Anyone can claim to have put together an online CPR course. Many have. If you just want to learn about CPR and First aid, and don’t need or care about a certification (or having your skills evaluated), that might work for you. And those courses may even follow the national CPR standards to the letter. But without a physical practice component, it’s all academic. Literally.
With the advent of mass online learning opportunities (Coursera, the Khan Academy, iTunes U), where thousands of people participate in the same “class”, the models for net-based personal development have reached into many areas. Those searching online for CPR classes will invariably run into results touting a “Nationally Accredited Online CPR course” or providing a chance to “get your CPR certification today – no waiting”. They use phrases like “follows AHA guidelines” and “does not require hands-on training”. You can print out your own “certificate of completion” to take in to your employer or certification board. Sounds easy, right? An hour or so in the comfort of your own home, and you’re set for the next two years.
Except that your employer tells you that they don’t accept the certification from “Bob’s Online CPR Training” because it isn’t from the Red Cross or the American Heart Association. Or the board for your Massage Therapy license says that because your online CPR class didn’t include any hands-on training, they don’t accept it, and now you have to wait to work again until after you complete (and pay for) another class.
Avoid these situations by making sure your class is conducted through an established training agency, as with the American Heart Association. The AHA is an internationally respected source for high-quality CPR training, and has been instrumental in the development of CPR training standards. Just because a course claims to follow AHA guidelines does not mean that the student earns an American Heart Association certification.
Hands-on training is a vital component of a CPR class. AHA courses focus on providing students maximum practice time in their class sessions. CPR is a physical skill, and it takes physical practice to master it. Look at it this way – do Olympic skiers learn how to break records by watching other people ski online? Nope. They spend their time on the slopes, training for thousands of hours, until they become great. While the CPR classes at CPR Seattle don’t last quite that long, we do ensure that each student walks away from class confident, competent in their skills, and most importantly, able to perform CPR if necessary.
The American Heart Association does have available online components for CPR and First Aid training (see www.elearning.heart.org), but a certification card cannot be awarded for CPR or First Aid unless the student also passes an in-person skills evaluation session with a certified AHA instructor. This evaluation insures that the concepts and skills learned during the online training are understood and can be performed correctly. Again, this is vital to the certification process.

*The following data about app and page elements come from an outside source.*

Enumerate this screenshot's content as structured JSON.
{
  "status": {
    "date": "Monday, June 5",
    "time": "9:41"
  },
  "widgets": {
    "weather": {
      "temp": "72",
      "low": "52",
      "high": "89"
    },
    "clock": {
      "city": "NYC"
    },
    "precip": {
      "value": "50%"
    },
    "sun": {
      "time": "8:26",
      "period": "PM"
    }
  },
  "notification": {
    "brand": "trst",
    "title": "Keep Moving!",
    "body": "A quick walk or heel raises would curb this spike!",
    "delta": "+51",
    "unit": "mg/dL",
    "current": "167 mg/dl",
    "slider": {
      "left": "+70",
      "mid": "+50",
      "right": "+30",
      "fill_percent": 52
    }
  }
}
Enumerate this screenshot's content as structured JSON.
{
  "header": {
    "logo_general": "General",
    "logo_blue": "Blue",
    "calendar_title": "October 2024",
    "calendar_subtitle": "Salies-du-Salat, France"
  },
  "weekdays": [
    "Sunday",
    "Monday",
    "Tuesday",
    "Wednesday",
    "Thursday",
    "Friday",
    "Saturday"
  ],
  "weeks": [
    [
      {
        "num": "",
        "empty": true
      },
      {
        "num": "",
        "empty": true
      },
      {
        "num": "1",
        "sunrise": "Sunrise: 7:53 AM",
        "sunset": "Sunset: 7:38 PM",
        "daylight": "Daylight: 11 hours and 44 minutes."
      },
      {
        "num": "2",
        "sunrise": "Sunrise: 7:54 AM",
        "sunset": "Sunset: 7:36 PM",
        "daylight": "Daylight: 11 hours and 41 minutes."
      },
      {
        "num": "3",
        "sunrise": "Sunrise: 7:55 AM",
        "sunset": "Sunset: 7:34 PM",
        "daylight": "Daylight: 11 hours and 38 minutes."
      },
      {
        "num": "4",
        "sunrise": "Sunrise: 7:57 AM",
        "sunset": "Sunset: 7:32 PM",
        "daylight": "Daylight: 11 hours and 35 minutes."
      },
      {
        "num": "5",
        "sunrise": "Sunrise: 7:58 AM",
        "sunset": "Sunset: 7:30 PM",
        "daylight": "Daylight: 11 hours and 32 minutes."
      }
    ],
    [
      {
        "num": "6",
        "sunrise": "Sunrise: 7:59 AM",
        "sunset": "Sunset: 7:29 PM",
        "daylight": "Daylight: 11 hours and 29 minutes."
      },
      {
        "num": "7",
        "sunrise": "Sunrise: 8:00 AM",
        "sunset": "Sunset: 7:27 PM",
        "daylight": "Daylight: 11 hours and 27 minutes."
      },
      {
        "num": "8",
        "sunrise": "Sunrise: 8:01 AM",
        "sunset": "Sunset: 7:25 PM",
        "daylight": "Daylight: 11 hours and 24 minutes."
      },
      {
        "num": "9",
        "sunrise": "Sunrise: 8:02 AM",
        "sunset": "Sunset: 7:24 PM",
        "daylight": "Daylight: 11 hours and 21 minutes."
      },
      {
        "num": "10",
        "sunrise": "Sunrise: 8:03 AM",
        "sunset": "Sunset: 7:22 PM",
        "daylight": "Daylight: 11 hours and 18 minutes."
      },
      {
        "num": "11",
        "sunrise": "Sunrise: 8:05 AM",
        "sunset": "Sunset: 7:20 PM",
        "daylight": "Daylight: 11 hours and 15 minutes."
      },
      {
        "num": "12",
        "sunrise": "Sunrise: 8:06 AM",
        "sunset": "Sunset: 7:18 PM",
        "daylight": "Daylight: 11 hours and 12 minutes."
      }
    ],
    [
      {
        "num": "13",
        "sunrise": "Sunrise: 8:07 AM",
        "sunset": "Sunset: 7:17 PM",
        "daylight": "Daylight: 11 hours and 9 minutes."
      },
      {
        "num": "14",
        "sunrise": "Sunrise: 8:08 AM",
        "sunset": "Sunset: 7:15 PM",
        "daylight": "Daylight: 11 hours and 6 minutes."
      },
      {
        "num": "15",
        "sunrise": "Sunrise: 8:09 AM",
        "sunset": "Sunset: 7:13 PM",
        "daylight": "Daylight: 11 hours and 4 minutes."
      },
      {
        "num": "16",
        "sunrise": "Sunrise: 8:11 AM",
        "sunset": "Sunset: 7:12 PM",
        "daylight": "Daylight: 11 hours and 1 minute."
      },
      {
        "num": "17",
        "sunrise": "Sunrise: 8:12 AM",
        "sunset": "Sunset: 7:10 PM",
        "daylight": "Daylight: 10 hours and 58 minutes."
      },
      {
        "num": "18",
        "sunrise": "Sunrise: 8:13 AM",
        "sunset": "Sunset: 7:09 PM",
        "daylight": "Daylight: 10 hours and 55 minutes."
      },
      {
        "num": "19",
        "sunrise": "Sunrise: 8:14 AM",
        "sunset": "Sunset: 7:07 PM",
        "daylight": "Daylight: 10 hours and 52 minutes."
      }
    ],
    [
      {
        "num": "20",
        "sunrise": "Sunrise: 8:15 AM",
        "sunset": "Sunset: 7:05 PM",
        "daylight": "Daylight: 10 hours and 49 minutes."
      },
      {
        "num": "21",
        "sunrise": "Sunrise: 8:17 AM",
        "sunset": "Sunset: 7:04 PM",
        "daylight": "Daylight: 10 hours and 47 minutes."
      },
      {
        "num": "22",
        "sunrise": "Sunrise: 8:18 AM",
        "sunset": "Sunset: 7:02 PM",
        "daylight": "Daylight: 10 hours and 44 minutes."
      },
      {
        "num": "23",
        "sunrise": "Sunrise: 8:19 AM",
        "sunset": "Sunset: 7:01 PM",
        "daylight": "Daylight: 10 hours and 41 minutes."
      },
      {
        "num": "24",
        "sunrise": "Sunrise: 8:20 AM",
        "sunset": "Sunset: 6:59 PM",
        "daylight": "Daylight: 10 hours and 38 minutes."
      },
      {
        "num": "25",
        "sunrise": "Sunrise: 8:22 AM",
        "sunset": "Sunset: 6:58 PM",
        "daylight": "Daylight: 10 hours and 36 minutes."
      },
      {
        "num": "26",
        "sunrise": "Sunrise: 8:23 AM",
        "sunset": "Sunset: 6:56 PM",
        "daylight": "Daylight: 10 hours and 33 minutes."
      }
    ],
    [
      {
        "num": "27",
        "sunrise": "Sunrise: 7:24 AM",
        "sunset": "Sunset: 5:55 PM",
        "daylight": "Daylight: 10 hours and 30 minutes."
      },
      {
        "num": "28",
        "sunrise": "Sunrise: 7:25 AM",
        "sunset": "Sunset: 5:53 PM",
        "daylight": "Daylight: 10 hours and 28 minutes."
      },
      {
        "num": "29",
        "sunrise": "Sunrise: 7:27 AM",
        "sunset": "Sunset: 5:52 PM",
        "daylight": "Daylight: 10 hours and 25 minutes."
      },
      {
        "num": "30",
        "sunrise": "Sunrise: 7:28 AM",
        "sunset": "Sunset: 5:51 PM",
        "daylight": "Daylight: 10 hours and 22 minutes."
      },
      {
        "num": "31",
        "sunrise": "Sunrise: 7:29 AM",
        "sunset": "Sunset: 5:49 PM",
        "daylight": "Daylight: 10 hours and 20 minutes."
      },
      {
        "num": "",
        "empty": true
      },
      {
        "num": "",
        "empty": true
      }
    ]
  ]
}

Is CPR training really something that should be taken care of by the fastest and cheaperst provider? Always check before enrolling in a course to make sure the criteria discussed above are met. It will save you time, money, and quite possibly, save someone's life.